January 27, 2016
Food

A new report on childhood obesity by the World Health Organisation (WHO) has backed plans to introduce a so called ‘sugar tax.’ Presented by the Commission on Ending Childhood Obesity, the document says there is strong evidence that the introduction of a tax would work if used alongside other measures, such as reducing portion sizes and providing clearer food labeling.

Last year, the governments Health Select Committee recommended the introduction of a 20% tax system and MP’s are due to make a final decision on the move in the coming weeks.

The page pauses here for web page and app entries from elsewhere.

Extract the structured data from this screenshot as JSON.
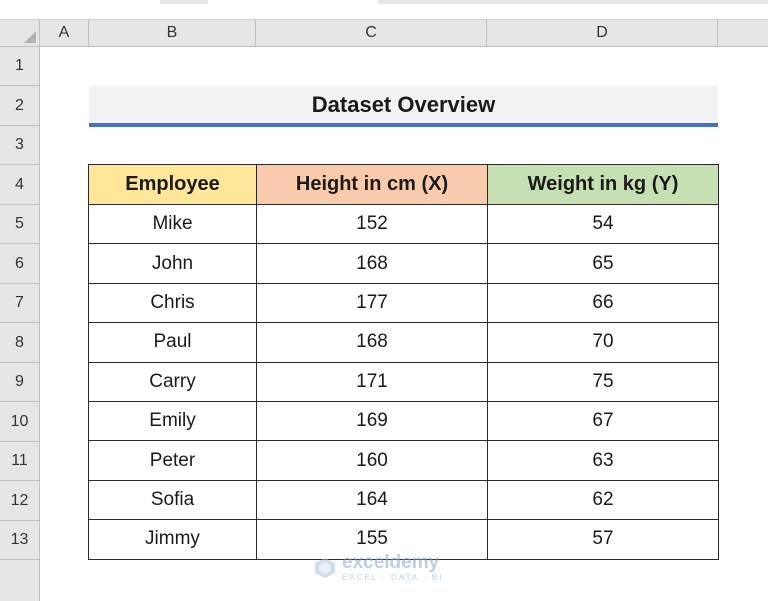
{
  "columns": [
    "A",
    "B",
    "C",
    "D"
  ],
  "rows": [
    "1",
    "2",
    "3",
    "4",
    "5",
    "6",
    "7",
    "8",
    "9",
    "10",
    "11",
    "12",
    "13"
  ],
  "title": "Dataset Overview",
  "table": {
    "headers": [
      "Employee",
      "Height in cm (X)",
      "Weight in kg (Y)"
    ],
    "header_colors": [
      "#ffe699",
      "#f8cbad",
      "#c6e0b4"
    ],
    "rows": [
      [
        "Mike",
        "152",
        "54"
      ],
      [
        "John",
        "168",
        "65"
      ],
      [
        "Chris",
        "177",
        "66"
      ],
      [
        "Paul",
        "168",
        "70"
      ],
      [
        "Carry",
        "171",
        "75"
      ],
      [
        "Emily",
        "169",
        "67"
      ],
      [
        "Peter",
        "160",
        "63"
      ],
      [
        "Sofia",
        "164",
        "62"
      ],
      [
        "Jimmy",
        "155",
        "57"
      ]
    ]
  },
  "watermark": {
    "name": "exceldemy",
    "tagline": "EXCEL · DATA · BI"
  },
  "colors": {
    "title_underline": "#4472c4",
    "grid_header": "#e6e6e6"
  }
}
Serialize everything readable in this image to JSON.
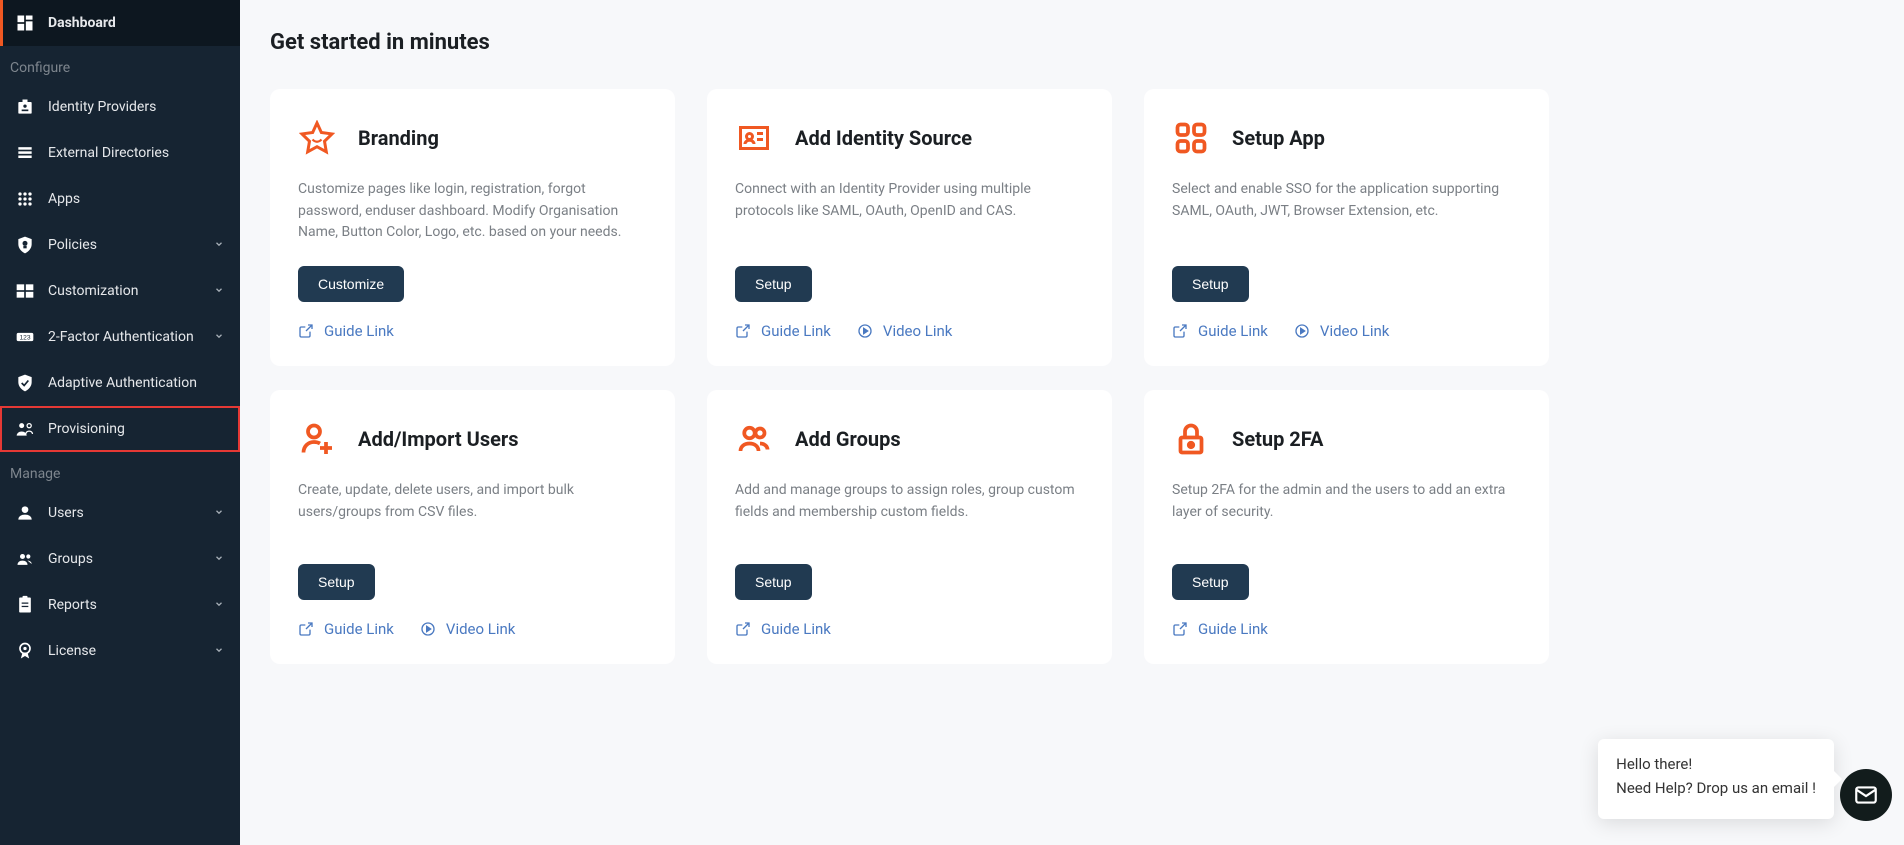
{
  "colors": {
    "accent": "#f05822",
    "link": "#4a79c1",
    "btn": "#213a51",
    "highlight": "#e53935"
  },
  "sidebar": {
    "sections": [
      {
        "type": "item",
        "label": "Dashboard",
        "icon": "dashboard-icon",
        "active": true,
        "chevron": false
      },
      {
        "type": "heading",
        "label": "Configure"
      },
      {
        "type": "item",
        "label": "Identity Providers",
        "icon": "id-provider-icon",
        "chevron": false
      },
      {
        "type": "item",
        "label": "External Directories",
        "icon": "directories-icon",
        "chevron": false
      },
      {
        "type": "item",
        "label": "Apps",
        "icon": "apps-icon",
        "chevron": false
      },
      {
        "type": "item",
        "label": "Policies",
        "icon": "policies-icon",
        "chevron": true
      },
      {
        "type": "item",
        "label": "Customization",
        "icon": "customization-icon",
        "chevron": true
      },
      {
        "type": "item",
        "label": "2-Factor Authentication",
        "icon": "2fa-icon",
        "chevron": true
      },
      {
        "type": "item",
        "label": "Adaptive Authentication",
        "icon": "adaptive-icon",
        "chevron": false
      },
      {
        "type": "item",
        "label": "Provisioning",
        "icon": "provisioning-icon",
        "chevron": false,
        "highlighted": true
      },
      {
        "type": "heading",
        "label": "Manage"
      },
      {
        "type": "item",
        "label": "Users",
        "icon": "users-icon",
        "chevron": true
      },
      {
        "type": "item",
        "label": "Groups",
        "icon": "groups-icon",
        "chevron": true
      },
      {
        "type": "item",
        "label": "Reports",
        "icon": "reports-icon",
        "chevron": true
      },
      {
        "type": "item",
        "label": "License",
        "icon": "license-icon",
        "chevron": true
      }
    ]
  },
  "main": {
    "title": "Get started in minutes",
    "cards": [
      {
        "title": "Branding",
        "icon": "star-icon",
        "desc": "Customize pages like login, registration, forgot password, enduser dashboard. Modify Organisation Name, Button Color, Logo, etc. based on your needs.",
        "btn": "Customize",
        "links": [
          {
            "label": "Guide Link",
            "icon": "open-icon"
          }
        ]
      },
      {
        "title": "Add Identity Source",
        "icon": "id-card-icon",
        "desc": "Connect with an Identity Provider using multiple protocols like SAML, OAuth, OpenID and CAS.",
        "btn": "Setup",
        "links": [
          {
            "label": "Guide Link",
            "icon": "open-icon"
          },
          {
            "label": "Video Link",
            "icon": "play-icon"
          }
        ]
      },
      {
        "title": "Setup App",
        "icon": "app-grid-icon",
        "desc": "Select and enable SSO for the application supporting SAML, OAuth, JWT, Browser Extension, etc.",
        "btn": "Setup",
        "links": [
          {
            "label": "Guide Link",
            "icon": "open-icon"
          },
          {
            "label": "Video Link",
            "icon": "play-icon"
          }
        ]
      },
      {
        "title": "Add/Import Users",
        "icon": "add-user-icon",
        "desc": "Create, update, delete users, and import bulk users/groups from CSV files.",
        "btn": "Setup",
        "links": [
          {
            "label": "Guide Link",
            "icon": "open-icon"
          },
          {
            "label": "Video Link",
            "icon": "play-icon"
          }
        ]
      },
      {
        "title": "Add Groups",
        "icon": "add-group-icon",
        "desc": "Add and manage groups to assign roles, group custom fields and membership custom fields.",
        "btn": "Setup",
        "links": [
          {
            "label": "Guide Link",
            "icon": "open-icon"
          }
        ]
      },
      {
        "title": "Setup 2FA",
        "icon": "lock-icon",
        "desc": "Setup 2FA for the admin and the users to add an extra layer of security.",
        "btn": "Setup",
        "links": [
          {
            "label": "Guide Link",
            "icon": "open-icon"
          }
        ]
      }
    ]
  },
  "chat": {
    "line1": "Hello there!",
    "line2": "Need Help? Drop us an email !"
  }
}
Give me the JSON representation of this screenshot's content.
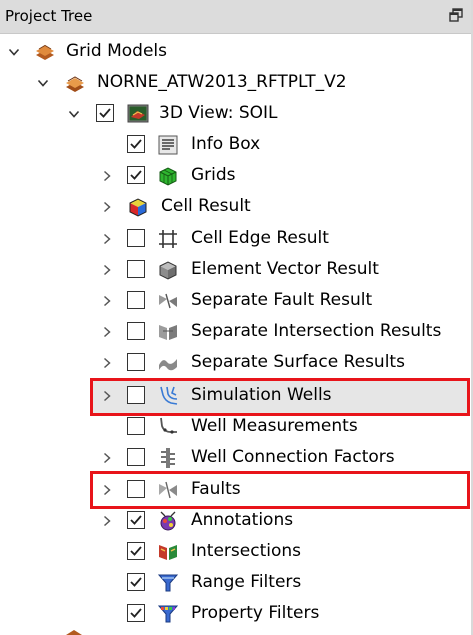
{
  "panel": {
    "title": "Project Tree"
  },
  "tree": {
    "grid_models": "Grid Models",
    "case": "NORNE_ATW2013_RFTPLT_V2",
    "view": "3D View: SOIL",
    "items": [
      {
        "label": "Info Box",
        "checked": true
      },
      {
        "label": "Grids",
        "checked": true
      },
      {
        "label": "Cell Result",
        "checked": null
      },
      {
        "label": "Cell Edge Result",
        "checked": false
      },
      {
        "label": "Element Vector Result",
        "checked": false
      },
      {
        "label": "Separate Fault Result",
        "checked": false
      },
      {
        "label": "Separate Intersection Results",
        "checked": false
      },
      {
        "label": "Separate Surface Results",
        "checked": false
      },
      {
        "label": "Simulation Wells",
        "checked": false
      },
      {
        "label": "Well Measurements",
        "checked": false
      },
      {
        "label": "Well Connection Factors",
        "checked": false
      },
      {
        "label": "Faults",
        "checked": false
      },
      {
        "label": "Annotations",
        "checked": true
      },
      {
        "label": "Intersections",
        "checked": true
      },
      {
        "label": "Range Filters",
        "checked": true
      },
      {
        "label": "Property Filters",
        "checked": true
      }
    ]
  },
  "colors": {
    "highlight": "#e8141a",
    "title_bg": "#dcdcdc",
    "selected_row_bg": "#e6e6e6"
  }
}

Cllr Izzi Seccombe, chair of the Local Government Association’s Community Wellbeing Board, believes a joined up approach is vital. “Councils and the NHS cannot do it all alone. The key to tackling obesity, which is costing the NHS more than £5bn every year, is investing in prevention. This saves money for other parts of the public sector by reducing demand for hospital, health and social care services, and improves the public’s health,” she said. “We call on the government, working with councils and the NHS, to use the forthcoming child obesity strategy to come forward with ambitious and challenging proposals to tackle the child obesity crisis facing our communities.”

Other recommendations from the report include creating healthy food environments in schools and child care settings, as well as increasing access to healthy foods in disadvantaged communities.

You can view a copy of Ending Childhood Obesity HERE